- _Supplied material_
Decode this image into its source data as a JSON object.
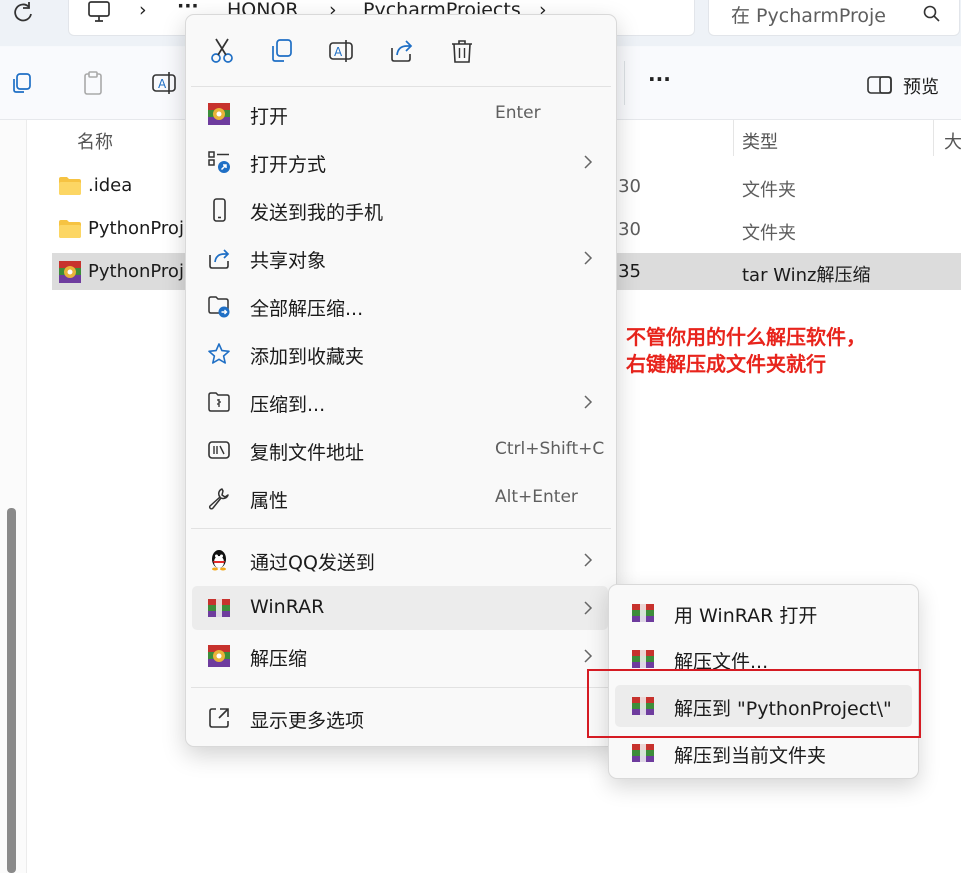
{
  "explorer": {
    "breadcrumb": [
      "HONOR",
      "PycharmProjects"
    ],
    "breadcrumb_more": "···",
    "search_placeholder": "在 PycharmProje",
    "toolbar_more": "···",
    "preview_label": "预览",
    "columns": {
      "name": "名称",
      "type": "类型",
      "size": "大"
    },
    "files": [
      {
        "name": ".idea",
        "time": ":30",
        "type": "文件夹",
        "icon": "folder-icon"
      },
      {
        "name": "PythonProj",
        "time": ":30",
        "type": "文件夹",
        "icon": "folder-icon"
      },
      {
        "name": "PythonProj",
        "time": ":35",
        "type": "tar Winz解压缩",
        "icon": "winrar-archive-icon",
        "selected": true
      }
    ]
  },
  "annotation": {
    "line1": "不管你用的什么解压软件，",
    "line2": "右键解压成文件夹就行",
    "color": "#e8241c"
  },
  "context_menu": {
    "quick_actions": [
      "cut-icon",
      "copy-icon",
      "rename-icon",
      "share-icon",
      "delete-icon"
    ],
    "items": [
      {
        "label": "打开",
        "shortcut": "Enter",
        "icon": "winrar-icon"
      },
      {
        "label": "打开方式",
        "submenu": true,
        "icon": "open-with-icon"
      },
      {
        "label": "发送到我的手机",
        "icon": "phone-icon"
      },
      {
        "label": "共享对象",
        "submenu": true,
        "icon": "share-icon"
      },
      {
        "label": "全部解压缩...",
        "icon": "extract-all-icon"
      },
      {
        "label": "添加到收藏夹",
        "icon": "star-icon"
      },
      {
        "label": "压缩到...",
        "submenu": true,
        "icon": "compress-icon"
      },
      {
        "label": "复制文件地址",
        "shortcut": "Ctrl+Shift+C",
        "icon": "copy-path-icon"
      },
      {
        "label": "属性",
        "shortcut": "Alt+Enter",
        "icon": "wrench-icon"
      },
      {
        "label": "通过QQ发送到",
        "submenu": true,
        "icon": "qq-icon"
      },
      {
        "label": "WinRAR",
        "submenu": true,
        "icon": "winrar-icon",
        "highlighted": true
      },
      {
        "label": "解压缩",
        "submenu": true,
        "icon": "winrar-icon"
      },
      {
        "label": "显示更多选项",
        "icon": "more-options-icon"
      }
    ]
  },
  "winrar_submenu": {
    "items": [
      {
        "label": "用 WinRAR 打开"
      },
      {
        "label": "解压文件..."
      },
      {
        "label": "解压到 \"PythonProject\\\"",
        "highlighted": true,
        "boxed": true
      },
      {
        "label": "解压到当前文件夹"
      }
    ],
    "highlight_color": "#d51b23"
  }
}
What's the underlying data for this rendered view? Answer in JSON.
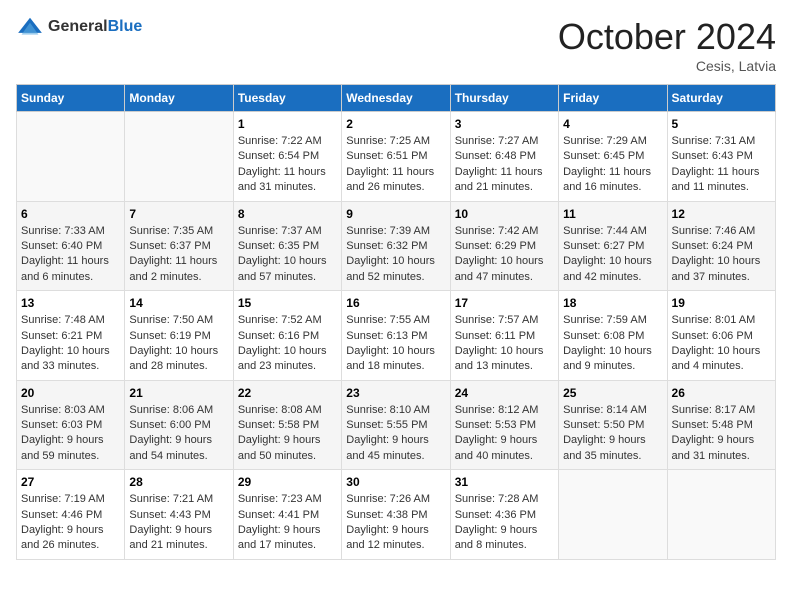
{
  "header": {
    "logo_general": "General",
    "logo_blue": "Blue",
    "month_title": "October 2024",
    "location": "Cesis, Latvia"
  },
  "weekdays": [
    "Sunday",
    "Monday",
    "Tuesday",
    "Wednesday",
    "Thursday",
    "Friday",
    "Saturday"
  ],
  "weeks": [
    [
      {
        "day": "",
        "info": ""
      },
      {
        "day": "",
        "info": ""
      },
      {
        "day": "1",
        "info": "Sunrise: 7:22 AM\nSunset: 6:54 PM\nDaylight: 11 hours and 31 minutes."
      },
      {
        "day": "2",
        "info": "Sunrise: 7:25 AM\nSunset: 6:51 PM\nDaylight: 11 hours and 26 minutes."
      },
      {
        "day": "3",
        "info": "Sunrise: 7:27 AM\nSunset: 6:48 PM\nDaylight: 11 hours and 21 minutes."
      },
      {
        "day": "4",
        "info": "Sunrise: 7:29 AM\nSunset: 6:45 PM\nDaylight: 11 hours and 16 minutes."
      },
      {
        "day": "5",
        "info": "Sunrise: 7:31 AM\nSunset: 6:43 PM\nDaylight: 11 hours and 11 minutes."
      }
    ],
    [
      {
        "day": "6",
        "info": "Sunrise: 7:33 AM\nSunset: 6:40 PM\nDaylight: 11 hours and 6 minutes."
      },
      {
        "day": "7",
        "info": "Sunrise: 7:35 AM\nSunset: 6:37 PM\nDaylight: 11 hours and 2 minutes."
      },
      {
        "day": "8",
        "info": "Sunrise: 7:37 AM\nSunset: 6:35 PM\nDaylight: 10 hours and 57 minutes."
      },
      {
        "day": "9",
        "info": "Sunrise: 7:39 AM\nSunset: 6:32 PM\nDaylight: 10 hours and 52 minutes."
      },
      {
        "day": "10",
        "info": "Sunrise: 7:42 AM\nSunset: 6:29 PM\nDaylight: 10 hours and 47 minutes."
      },
      {
        "day": "11",
        "info": "Sunrise: 7:44 AM\nSunset: 6:27 PM\nDaylight: 10 hours and 42 minutes."
      },
      {
        "day": "12",
        "info": "Sunrise: 7:46 AM\nSunset: 6:24 PM\nDaylight: 10 hours and 37 minutes."
      }
    ],
    [
      {
        "day": "13",
        "info": "Sunrise: 7:48 AM\nSunset: 6:21 PM\nDaylight: 10 hours and 33 minutes."
      },
      {
        "day": "14",
        "info": "Sunrise: 7:50 AM\nSunset: 6:19 PM\nDaylight: 10 hours and 28 minutes."
      },
      {
        "day": "15",
        "info": "Sunrise: 7:52 AM\nSunset: 6:16 PM\nDaylight: 10 hours and 23 minutes."
      },
      {
        "day": "16",
        "info": "Sunrise: 7:55 AM\nSunset: 6:13 PM\nDaylight: 10 hours and 18 minutes."
      },
      {
        "day": "17",
        "info": "Sunrise: 7:57 AM\nSunset: 6:11 PM\nDaylight: 10 hours and 13 minutes."
      },
      {
        "day": "18",
        "info": "Sunrise: 7:59 AM\nSunset: 6:08 PM\nDaylight: 10 hours and 9 minutes."
      },
      {
        "day": "19",
        "info": "Sunrise: 8:01 AM\nSunset: 6:06 PM\nDaylight: 10 hours and 4 minutes."
      }
    ],
    [
      {
        "day": "20",
        "info": "Sunrise: 8:03 AM\nSunset: 6:03 PM\nDaylight: 9 hours and 59 minutes."
      },
      {
        "day": "21",
        "info": "Sunrise: 8:06 AM\nSunset: 6:00 PM\nDaylight: 9 hours and 54 minutes."
      },
      {
        "day": "22",
        "info": "Sunrise: 8:08 AM\nSunset: 5:58 PM\nDaylight: 9 hours and 50 minutes."
      },
      {
        "day": "23",
        "info": "Sunrise: 8:10 AM\nSunset: 5:55 PM\nDaylight: 9 hours and 45 minutes."
      },
      {
        "day": "24",
        "info": "Sunrise: 8:12 AM\nSunset: 5:53 PM\nDaylight: 9 hours and 40 minutes."
      },
      {
        "day": "25",
        "info": "Sunrise: 8:14 AM\nSunset: 5:50 PM\nDaylight: 9 hours and 35 minutes."
      },
      {
        "day": "26",
        "info": "Sunrise: 8:17 AM\nSunset: 5:48 PM\nDaylight: 9 hours and 31 minutes."
      }
    ],
    [
      {
        "day": "27",
        "info": "Sunrise: 7:19 AM\nSunset: 4:46 PM\nDaylight: 9 hours and 26 minutes."
      },
      {
        "day": "28",
        "info": "Sunrise: 7:21 AM\nSunset: 4:43 PM\nDaylight: 9 hours and 21 minutes."
      },
      {
        "day": "29",
        "info": "Sunrise: 7:23 AM\nSunset: 4:41 PM\nDaylight: 9 hours and 17 minutes."
      },
      {
        "day": "30",
        "info": "Sunrise: 7:26 AM\nSunset: 4:38 PM\nDaylight: 9 hours and 12 minutes."
      },
      {
        "day": "31",
        "info": "Sunrise: 7:28 AM\nSunset: 4:36 PM\nDaylight: 9 hours and 8 minutes."
      },
      {
        "day": "",
        "info": ""
      },
      {
        "day": "",
        "info": ""
      }
    ]
  ]
}
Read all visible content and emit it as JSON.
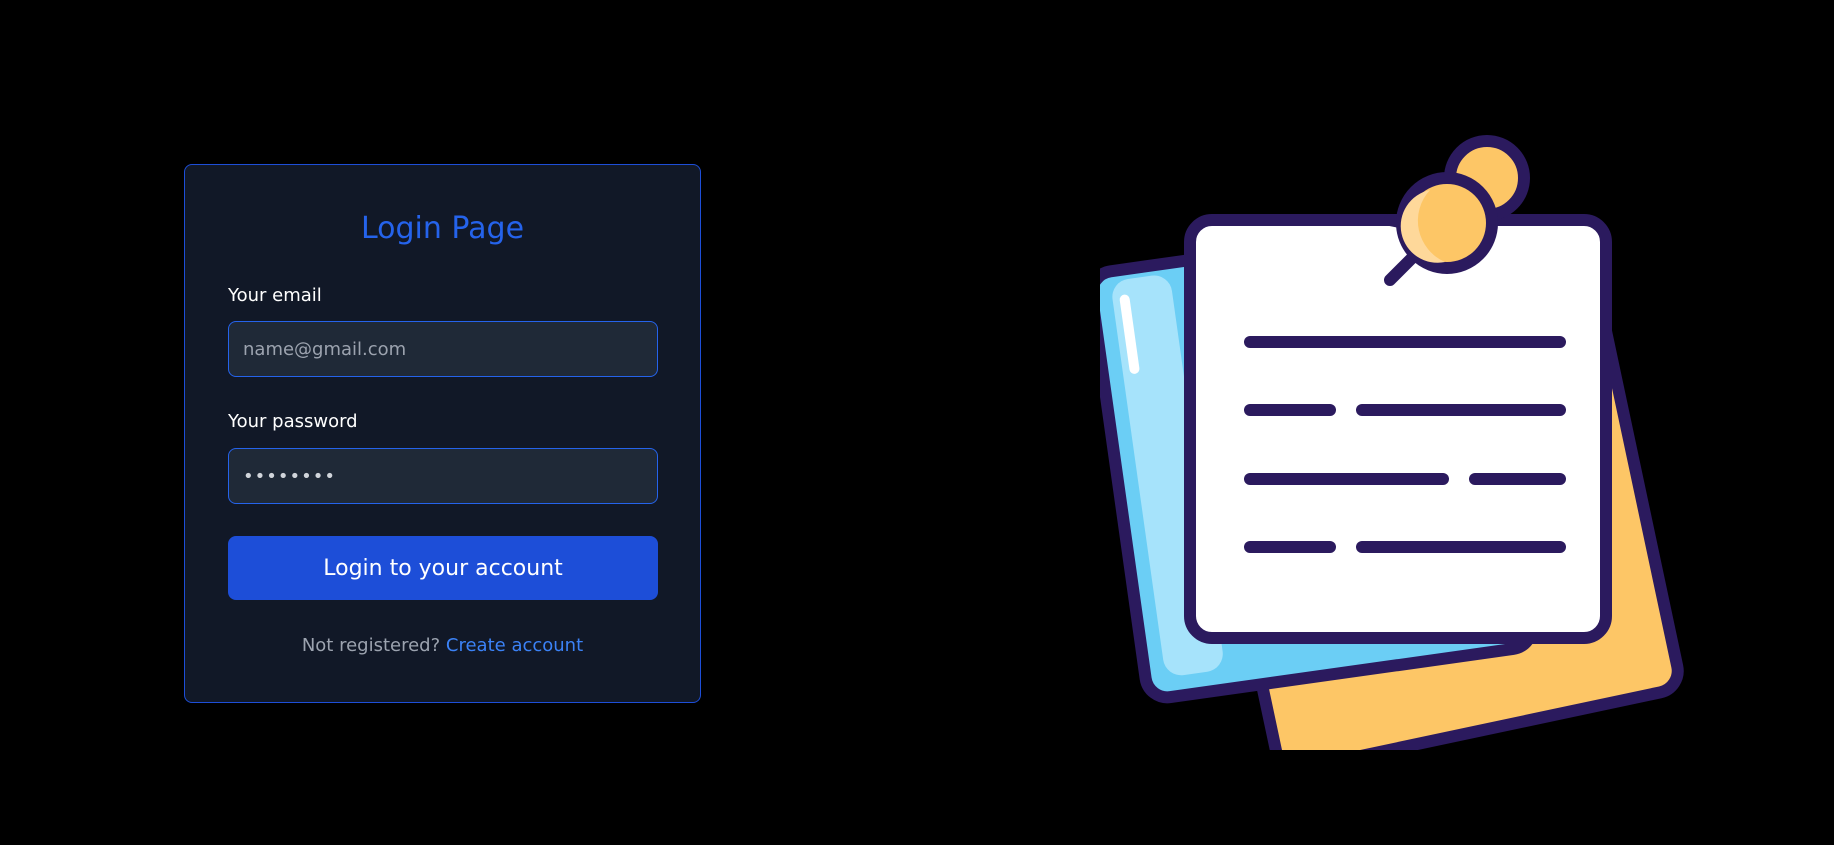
{
  "login": {
    "title": "Login Page",
    "email_label": "Your email",
    "email_placeholder": "name@gmail.com",
    "password_label": "Your password",
    "password_value": "••••••••",
    "submit_label": "Login to your account",
    "register_prompt": "Not registered?",
    "register_link": "Create account"
  },
  "illustration": {
    "icon": "sticky-notes-icon"
  },
  "colors": {
    "background": "#000000",
    "card": "#111827",
    "accent": "#1d4ed8",
    "title": "#2563eb",
    "link": "#3b82f6",
    "note_yellow": "#fdc666",
    "note_blue": "#6bcef5",
    "note_outline": "#2b1a5e"
  }
}
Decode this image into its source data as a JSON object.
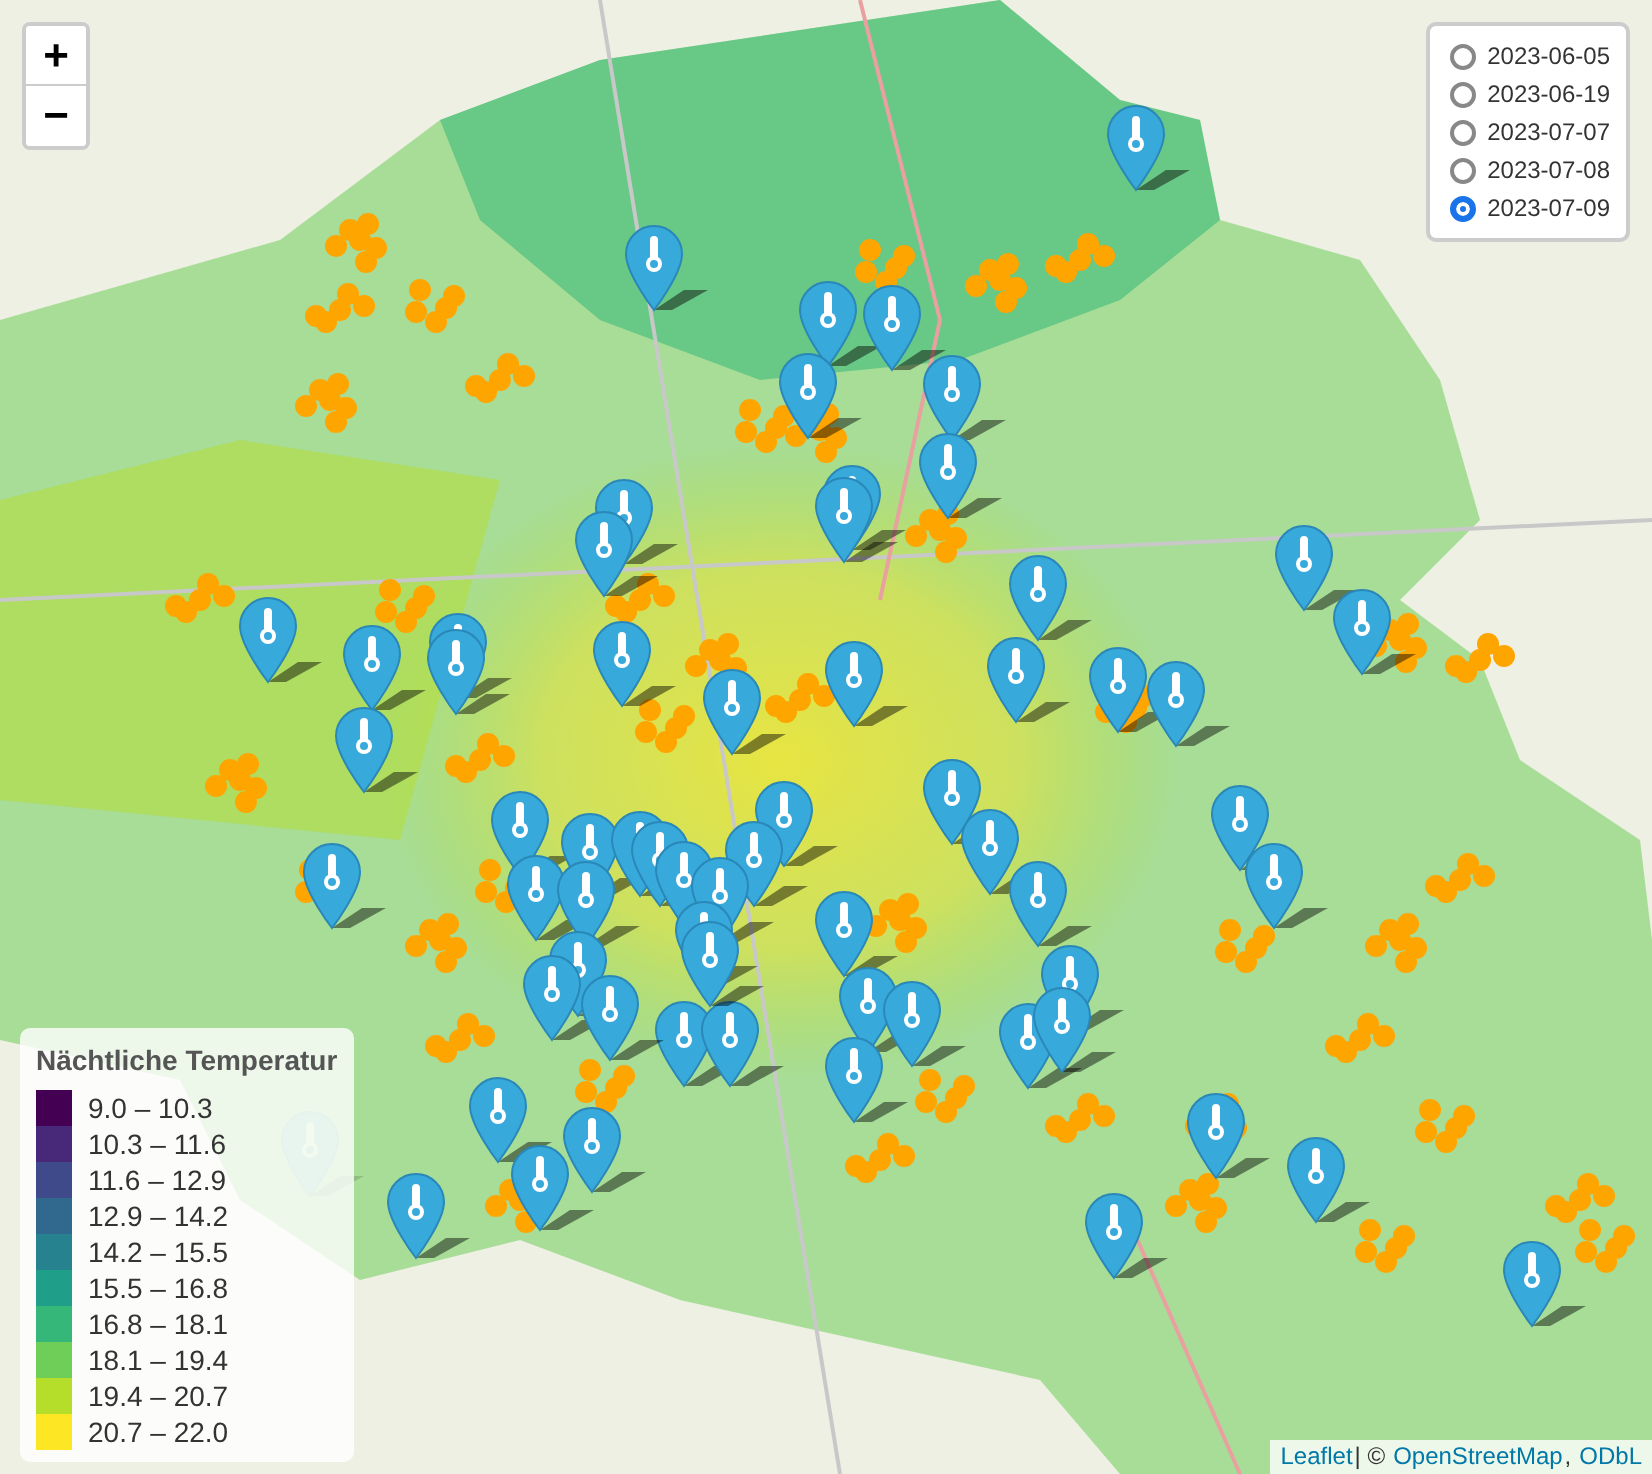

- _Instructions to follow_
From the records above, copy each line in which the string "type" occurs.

- _Response to this exercise_
      "type": "类型",
        "type": "文件夹",
        "type": "文件夹",
        "type": "tar Winz解压缩",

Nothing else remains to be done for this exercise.